RECENT political developments, including the defeat of incumbent governments in France and Greece, suggest that the public's tolerance for economic policies that do not reduce unemployment has collapsed. Indeed, given the alarming economic and employment situation in many countries today, with no prospect of recovery on the horizon, further political turmoil is likely unless policymakers change course accordingly.
The economic crisis has wiped out more than 50 million jobs after years of weak, job-poor growth and increasing inequality in the world's rich countries. Since 2007, employment rates have risen in only six of the 36 advanced economies while youth unemployment has increased in a large majority of both established and emerging markets.
In the near term, the global crisis is likely to become worse as many governments, especially in advanced economies, prioritise fiscal austerity and tough labour market reforms, even as such measures undermine livelihoods, incomes and the social fabric.
Meanwhile, despite quantitative easing, many companies have limited access to credit, depressing investment and reducing job creation. Easy credit before the crisis encouraged over-investment in those sectors, such as housing, that were thought to be profitable. It is no surprise that the resulting excess capacity now discourages private investment in the real economy.
With inequality and unemployment higher, and incomes and domestic markets shrinking, everyone hopes to recover by exporting — an obviously impossible solution. Developing countries, long encouraged or even compelled to export and otherwise embrace globalisation, have been abruptly told to switch course: to produce for the domestic market and to import more. The irony is that this advice comes after much of their former productive capacity has disappeared.
Nevertheless, having suffered currency and capital account crises with greater openness, many emerging market economies still feel compelled to accumulate huge reserves to protect themselves in the face of greater global financial volatility. While financial globalisation has not enhanced growth, it has exacerbated volatility and instability. Meanwhile, national "policy space" for economic recovery has shrunk since the crisis.
Public investment and basic social protection can help to turn this around by creating millions of jobs. However, despite strong evidence to the contrary, the presumption that public investment crowds out private capital continues to discourage government-led economic recovery efforts.
Historically, in fact, most advanced economies have lived with far higher fiscal deficits than they have today, and not only during wartime.
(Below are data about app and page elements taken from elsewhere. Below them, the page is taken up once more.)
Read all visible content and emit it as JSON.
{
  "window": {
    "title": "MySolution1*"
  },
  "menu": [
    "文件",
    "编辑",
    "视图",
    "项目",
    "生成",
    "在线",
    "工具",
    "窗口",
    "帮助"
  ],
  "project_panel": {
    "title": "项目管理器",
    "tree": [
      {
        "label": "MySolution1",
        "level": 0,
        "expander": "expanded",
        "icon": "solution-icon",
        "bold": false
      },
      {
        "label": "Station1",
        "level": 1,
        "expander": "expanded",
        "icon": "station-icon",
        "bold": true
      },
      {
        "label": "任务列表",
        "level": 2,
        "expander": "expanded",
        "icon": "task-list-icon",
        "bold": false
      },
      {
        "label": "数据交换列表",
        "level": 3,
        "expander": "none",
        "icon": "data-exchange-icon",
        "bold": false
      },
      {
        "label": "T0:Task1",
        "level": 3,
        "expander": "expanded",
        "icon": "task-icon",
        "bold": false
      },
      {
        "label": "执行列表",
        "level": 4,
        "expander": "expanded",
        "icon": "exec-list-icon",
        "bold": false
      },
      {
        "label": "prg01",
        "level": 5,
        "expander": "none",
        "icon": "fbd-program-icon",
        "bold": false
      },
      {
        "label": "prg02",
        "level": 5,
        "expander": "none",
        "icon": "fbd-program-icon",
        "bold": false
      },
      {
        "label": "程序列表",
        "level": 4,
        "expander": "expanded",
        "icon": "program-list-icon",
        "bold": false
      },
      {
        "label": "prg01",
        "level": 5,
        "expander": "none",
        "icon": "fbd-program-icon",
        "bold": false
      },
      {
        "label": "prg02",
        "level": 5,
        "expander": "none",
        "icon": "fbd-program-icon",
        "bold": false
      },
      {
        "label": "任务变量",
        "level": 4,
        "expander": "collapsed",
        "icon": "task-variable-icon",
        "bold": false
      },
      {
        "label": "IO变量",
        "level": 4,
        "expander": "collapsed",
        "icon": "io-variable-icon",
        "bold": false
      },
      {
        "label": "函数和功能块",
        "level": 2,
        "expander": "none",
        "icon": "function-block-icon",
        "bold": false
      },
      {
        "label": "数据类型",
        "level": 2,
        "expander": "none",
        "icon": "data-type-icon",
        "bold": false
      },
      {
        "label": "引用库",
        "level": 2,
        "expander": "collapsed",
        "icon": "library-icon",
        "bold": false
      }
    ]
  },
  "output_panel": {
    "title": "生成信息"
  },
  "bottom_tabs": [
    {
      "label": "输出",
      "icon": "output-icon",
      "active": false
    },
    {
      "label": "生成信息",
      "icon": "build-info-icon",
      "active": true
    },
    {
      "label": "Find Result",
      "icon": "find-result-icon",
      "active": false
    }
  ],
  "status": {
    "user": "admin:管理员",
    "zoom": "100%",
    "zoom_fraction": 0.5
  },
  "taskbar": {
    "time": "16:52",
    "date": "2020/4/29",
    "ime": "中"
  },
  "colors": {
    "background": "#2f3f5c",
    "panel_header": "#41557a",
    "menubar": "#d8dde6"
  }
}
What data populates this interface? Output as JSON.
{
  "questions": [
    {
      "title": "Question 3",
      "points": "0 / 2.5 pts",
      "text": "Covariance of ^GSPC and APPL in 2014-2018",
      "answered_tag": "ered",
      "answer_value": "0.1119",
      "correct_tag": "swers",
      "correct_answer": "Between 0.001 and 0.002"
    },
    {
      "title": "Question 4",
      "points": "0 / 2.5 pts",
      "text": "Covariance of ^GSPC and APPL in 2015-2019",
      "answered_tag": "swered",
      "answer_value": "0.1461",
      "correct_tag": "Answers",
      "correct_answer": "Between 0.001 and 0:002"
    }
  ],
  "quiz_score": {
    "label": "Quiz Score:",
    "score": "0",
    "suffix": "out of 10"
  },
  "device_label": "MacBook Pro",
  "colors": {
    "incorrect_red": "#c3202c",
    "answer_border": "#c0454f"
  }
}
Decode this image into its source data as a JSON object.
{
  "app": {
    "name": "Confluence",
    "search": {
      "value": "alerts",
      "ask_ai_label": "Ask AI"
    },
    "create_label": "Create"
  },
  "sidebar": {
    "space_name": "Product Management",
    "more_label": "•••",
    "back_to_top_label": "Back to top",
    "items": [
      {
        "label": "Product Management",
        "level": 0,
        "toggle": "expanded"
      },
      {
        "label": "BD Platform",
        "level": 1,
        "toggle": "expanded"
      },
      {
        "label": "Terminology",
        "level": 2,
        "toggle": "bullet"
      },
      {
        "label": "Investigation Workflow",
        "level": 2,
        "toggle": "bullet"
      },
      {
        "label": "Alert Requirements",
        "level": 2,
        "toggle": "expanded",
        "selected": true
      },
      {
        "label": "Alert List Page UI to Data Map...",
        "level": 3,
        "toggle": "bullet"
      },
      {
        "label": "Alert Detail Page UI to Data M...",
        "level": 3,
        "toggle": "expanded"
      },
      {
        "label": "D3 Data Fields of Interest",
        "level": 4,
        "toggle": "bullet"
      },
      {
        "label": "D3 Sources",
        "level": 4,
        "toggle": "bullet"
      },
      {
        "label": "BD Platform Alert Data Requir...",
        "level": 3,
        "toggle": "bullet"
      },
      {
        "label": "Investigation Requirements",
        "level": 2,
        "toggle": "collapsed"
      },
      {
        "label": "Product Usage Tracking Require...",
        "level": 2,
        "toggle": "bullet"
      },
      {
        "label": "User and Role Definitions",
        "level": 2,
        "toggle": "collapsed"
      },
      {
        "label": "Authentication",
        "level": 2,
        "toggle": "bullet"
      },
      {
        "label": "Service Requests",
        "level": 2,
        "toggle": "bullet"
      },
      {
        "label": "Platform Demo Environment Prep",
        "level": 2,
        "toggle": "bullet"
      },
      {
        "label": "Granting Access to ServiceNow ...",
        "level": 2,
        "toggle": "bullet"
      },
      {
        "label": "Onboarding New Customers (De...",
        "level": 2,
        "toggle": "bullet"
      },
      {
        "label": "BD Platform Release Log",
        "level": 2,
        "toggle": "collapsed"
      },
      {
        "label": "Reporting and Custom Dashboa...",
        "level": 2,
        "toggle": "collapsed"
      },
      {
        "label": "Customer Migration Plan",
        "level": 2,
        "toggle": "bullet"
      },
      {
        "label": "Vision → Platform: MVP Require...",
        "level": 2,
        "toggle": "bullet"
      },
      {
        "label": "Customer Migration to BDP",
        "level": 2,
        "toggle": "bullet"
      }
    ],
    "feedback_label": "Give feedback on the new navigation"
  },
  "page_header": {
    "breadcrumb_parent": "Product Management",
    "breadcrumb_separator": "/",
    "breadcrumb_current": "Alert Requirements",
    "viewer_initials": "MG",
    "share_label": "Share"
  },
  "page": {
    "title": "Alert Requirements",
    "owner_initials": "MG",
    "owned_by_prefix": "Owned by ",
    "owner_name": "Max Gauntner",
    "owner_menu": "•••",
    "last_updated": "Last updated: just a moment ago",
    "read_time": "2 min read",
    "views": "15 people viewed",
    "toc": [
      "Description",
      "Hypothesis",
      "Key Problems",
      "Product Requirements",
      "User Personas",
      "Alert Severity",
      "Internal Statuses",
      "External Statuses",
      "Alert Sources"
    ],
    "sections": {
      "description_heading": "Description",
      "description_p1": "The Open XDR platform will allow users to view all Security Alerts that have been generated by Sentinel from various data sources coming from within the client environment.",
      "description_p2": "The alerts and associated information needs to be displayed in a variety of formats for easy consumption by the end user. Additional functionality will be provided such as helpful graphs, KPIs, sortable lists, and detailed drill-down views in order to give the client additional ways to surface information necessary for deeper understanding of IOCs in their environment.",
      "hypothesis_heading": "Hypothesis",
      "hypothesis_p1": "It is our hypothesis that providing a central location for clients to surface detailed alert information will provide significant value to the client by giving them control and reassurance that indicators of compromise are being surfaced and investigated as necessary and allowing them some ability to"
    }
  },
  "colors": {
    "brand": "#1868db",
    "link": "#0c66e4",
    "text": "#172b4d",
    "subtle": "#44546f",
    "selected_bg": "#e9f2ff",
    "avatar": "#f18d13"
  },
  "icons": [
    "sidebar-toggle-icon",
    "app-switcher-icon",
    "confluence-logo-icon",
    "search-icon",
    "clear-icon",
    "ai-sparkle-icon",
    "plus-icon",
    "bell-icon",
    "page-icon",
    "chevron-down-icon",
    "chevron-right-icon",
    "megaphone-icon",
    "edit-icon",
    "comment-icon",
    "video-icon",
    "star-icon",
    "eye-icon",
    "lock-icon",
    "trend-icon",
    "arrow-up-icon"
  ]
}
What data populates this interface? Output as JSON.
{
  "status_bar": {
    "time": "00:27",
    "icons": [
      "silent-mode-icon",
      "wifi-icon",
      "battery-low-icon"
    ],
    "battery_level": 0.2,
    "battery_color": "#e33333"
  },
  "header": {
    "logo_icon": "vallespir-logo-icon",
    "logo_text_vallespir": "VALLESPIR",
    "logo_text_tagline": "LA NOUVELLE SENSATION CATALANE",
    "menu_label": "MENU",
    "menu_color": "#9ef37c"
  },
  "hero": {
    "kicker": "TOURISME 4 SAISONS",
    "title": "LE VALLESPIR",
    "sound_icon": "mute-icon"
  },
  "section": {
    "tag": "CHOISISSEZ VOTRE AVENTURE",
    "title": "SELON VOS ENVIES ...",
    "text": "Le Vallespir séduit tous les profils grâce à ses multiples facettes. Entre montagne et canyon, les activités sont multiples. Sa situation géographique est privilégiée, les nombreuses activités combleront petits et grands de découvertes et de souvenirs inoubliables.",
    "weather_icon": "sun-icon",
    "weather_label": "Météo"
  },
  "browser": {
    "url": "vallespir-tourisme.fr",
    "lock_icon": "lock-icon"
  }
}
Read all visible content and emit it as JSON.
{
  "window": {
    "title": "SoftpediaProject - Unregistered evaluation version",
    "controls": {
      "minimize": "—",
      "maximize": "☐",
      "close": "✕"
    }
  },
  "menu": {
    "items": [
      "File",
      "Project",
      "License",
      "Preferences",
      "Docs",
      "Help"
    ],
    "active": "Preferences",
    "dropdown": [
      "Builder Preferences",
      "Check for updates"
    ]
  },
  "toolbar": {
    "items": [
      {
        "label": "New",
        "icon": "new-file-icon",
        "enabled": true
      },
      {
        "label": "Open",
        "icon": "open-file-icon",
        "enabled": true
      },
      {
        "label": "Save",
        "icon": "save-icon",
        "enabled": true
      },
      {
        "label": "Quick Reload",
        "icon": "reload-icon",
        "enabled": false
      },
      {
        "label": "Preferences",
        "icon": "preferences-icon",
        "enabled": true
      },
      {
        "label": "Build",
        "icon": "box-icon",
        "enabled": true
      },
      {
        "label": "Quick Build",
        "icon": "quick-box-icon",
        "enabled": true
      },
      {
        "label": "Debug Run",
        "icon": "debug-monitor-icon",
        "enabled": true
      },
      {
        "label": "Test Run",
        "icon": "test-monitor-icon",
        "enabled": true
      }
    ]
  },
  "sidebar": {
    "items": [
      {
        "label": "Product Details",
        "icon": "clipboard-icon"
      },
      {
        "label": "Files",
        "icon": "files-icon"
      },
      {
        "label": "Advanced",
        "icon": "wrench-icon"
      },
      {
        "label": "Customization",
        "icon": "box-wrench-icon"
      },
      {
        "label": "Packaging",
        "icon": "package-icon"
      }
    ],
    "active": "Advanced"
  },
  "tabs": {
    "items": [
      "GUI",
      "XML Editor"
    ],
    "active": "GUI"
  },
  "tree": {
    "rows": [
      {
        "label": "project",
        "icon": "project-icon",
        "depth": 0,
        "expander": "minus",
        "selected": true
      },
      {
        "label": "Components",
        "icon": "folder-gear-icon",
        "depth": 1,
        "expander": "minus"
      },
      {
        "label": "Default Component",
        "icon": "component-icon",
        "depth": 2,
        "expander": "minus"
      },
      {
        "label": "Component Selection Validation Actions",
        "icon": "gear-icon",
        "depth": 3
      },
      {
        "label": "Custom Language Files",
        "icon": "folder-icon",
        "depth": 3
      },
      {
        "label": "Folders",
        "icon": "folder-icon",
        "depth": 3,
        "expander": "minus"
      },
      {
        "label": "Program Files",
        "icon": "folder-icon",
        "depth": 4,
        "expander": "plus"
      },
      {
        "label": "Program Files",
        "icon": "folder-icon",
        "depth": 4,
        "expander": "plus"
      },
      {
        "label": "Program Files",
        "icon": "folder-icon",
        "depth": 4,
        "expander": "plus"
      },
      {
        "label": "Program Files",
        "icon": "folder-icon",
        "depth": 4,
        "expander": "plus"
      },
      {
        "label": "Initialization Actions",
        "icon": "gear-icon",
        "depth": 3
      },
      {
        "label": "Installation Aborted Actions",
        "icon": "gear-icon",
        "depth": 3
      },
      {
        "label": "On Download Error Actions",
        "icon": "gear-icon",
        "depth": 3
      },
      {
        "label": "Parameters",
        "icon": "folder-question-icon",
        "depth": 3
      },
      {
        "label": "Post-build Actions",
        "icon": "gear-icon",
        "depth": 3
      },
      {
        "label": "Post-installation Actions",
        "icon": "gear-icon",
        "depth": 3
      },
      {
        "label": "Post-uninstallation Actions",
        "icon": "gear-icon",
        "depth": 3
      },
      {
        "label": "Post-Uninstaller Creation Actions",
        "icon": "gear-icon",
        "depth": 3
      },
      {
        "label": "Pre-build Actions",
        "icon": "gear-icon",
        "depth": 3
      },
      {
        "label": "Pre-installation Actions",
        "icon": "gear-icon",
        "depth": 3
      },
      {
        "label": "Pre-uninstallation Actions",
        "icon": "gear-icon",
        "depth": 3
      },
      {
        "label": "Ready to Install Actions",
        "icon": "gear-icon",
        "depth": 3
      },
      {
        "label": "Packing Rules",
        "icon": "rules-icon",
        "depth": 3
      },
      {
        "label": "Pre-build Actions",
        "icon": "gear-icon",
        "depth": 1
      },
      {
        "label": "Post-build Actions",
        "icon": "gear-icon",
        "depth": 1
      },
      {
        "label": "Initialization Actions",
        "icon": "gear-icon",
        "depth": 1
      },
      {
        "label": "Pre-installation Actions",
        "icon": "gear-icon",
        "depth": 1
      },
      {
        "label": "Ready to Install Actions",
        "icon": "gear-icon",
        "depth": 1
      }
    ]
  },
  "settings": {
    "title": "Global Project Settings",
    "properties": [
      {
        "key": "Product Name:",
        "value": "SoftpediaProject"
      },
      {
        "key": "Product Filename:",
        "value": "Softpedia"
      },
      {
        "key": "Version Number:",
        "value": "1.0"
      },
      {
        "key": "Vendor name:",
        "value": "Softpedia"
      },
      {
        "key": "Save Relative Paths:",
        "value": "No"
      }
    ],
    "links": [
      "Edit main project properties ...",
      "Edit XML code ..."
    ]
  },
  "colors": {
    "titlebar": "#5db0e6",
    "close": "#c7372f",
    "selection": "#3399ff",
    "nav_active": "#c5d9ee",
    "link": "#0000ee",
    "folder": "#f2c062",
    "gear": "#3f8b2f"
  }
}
Such deficits have financed strong, sustained and inclusive growth not only in their own economies, but also abroad — as with the US's Marshall Plan, so central to European post-war reconstruction and recovery.
But now, because governments' deployment of overwhelming financial resources to save selected private institutions deemed too big to fail caused sovereign debt to increase dramatically, officials have imposed fiscal austerity in deference to bond market demands. Meanwhile, eurozone countries are constrained not only by this fiscal fetish, but also by their lack of exchange rate flexibility.
Moreover, multilateral cooperation for global recovery has been disappointing since 2009 — the year of the Group of 20's (G20) London and Pittsburgh summits, including the Global Jobs Pact, on which there has been little meaningful progress since. As a result, the past three years have witnessed little movement toward developing and implementing a strategy for strong, sustained and inclusive recovery. Instead, we have seen creeping protectionism, and not only on the trade front.
So, how can the world escape a cul-de-sac constructed by the short-term perspective of financial markets and electoral politics?
Although inclusive multilateralism has been battered by various challenges, including its seeming messiness and slow progress, it remains the best option for various reasons. The United Nations' (UN) system must be bolder, but powerful interests must also allow it to play a bigger role.
In 2009, recognising that market forces alone will not generate the investments needed for climate change mitigation as well as affordable nutrition for all, UN Secretary-General Ban Ki-moon proposed a Global Green New Deal, including proposed cross-border, public-private partnerships, especially to generate renewable energy and increase sustainable food production.
Under recent French leadership, the International Monetary Fund (IMF) — after decades of promoting economic, especially financial liberalisation and globalisation — has become more careful, if not sceptical, of its own previous policy analyses, prescriptions and operations. Likewise, recent initiatives by the International Labour Organisation (ILO) — such as Fair Globalisation, the Global Jobs Pact and the Social Protection Floor — are all directly relevant to addressing the current stasis.
Unique among international organisations, the ILO's inclusion of both workers and employers as social partners in its tripartite governance allows it to help lead the undoubtedly difficult processes needed to ensure strong, sustained and inclusive recovery and growth. So, perhaps more than ever in recent decades, inclusive multilateral institutions are on the same page. Now their efforts need the support that they deserve. — Project Syndicate
Jomo Kwame Sundaram is UN assistant secretary-general for economic development and G-24 research coordinator. This story appeared in The Edge on May 28, 2012.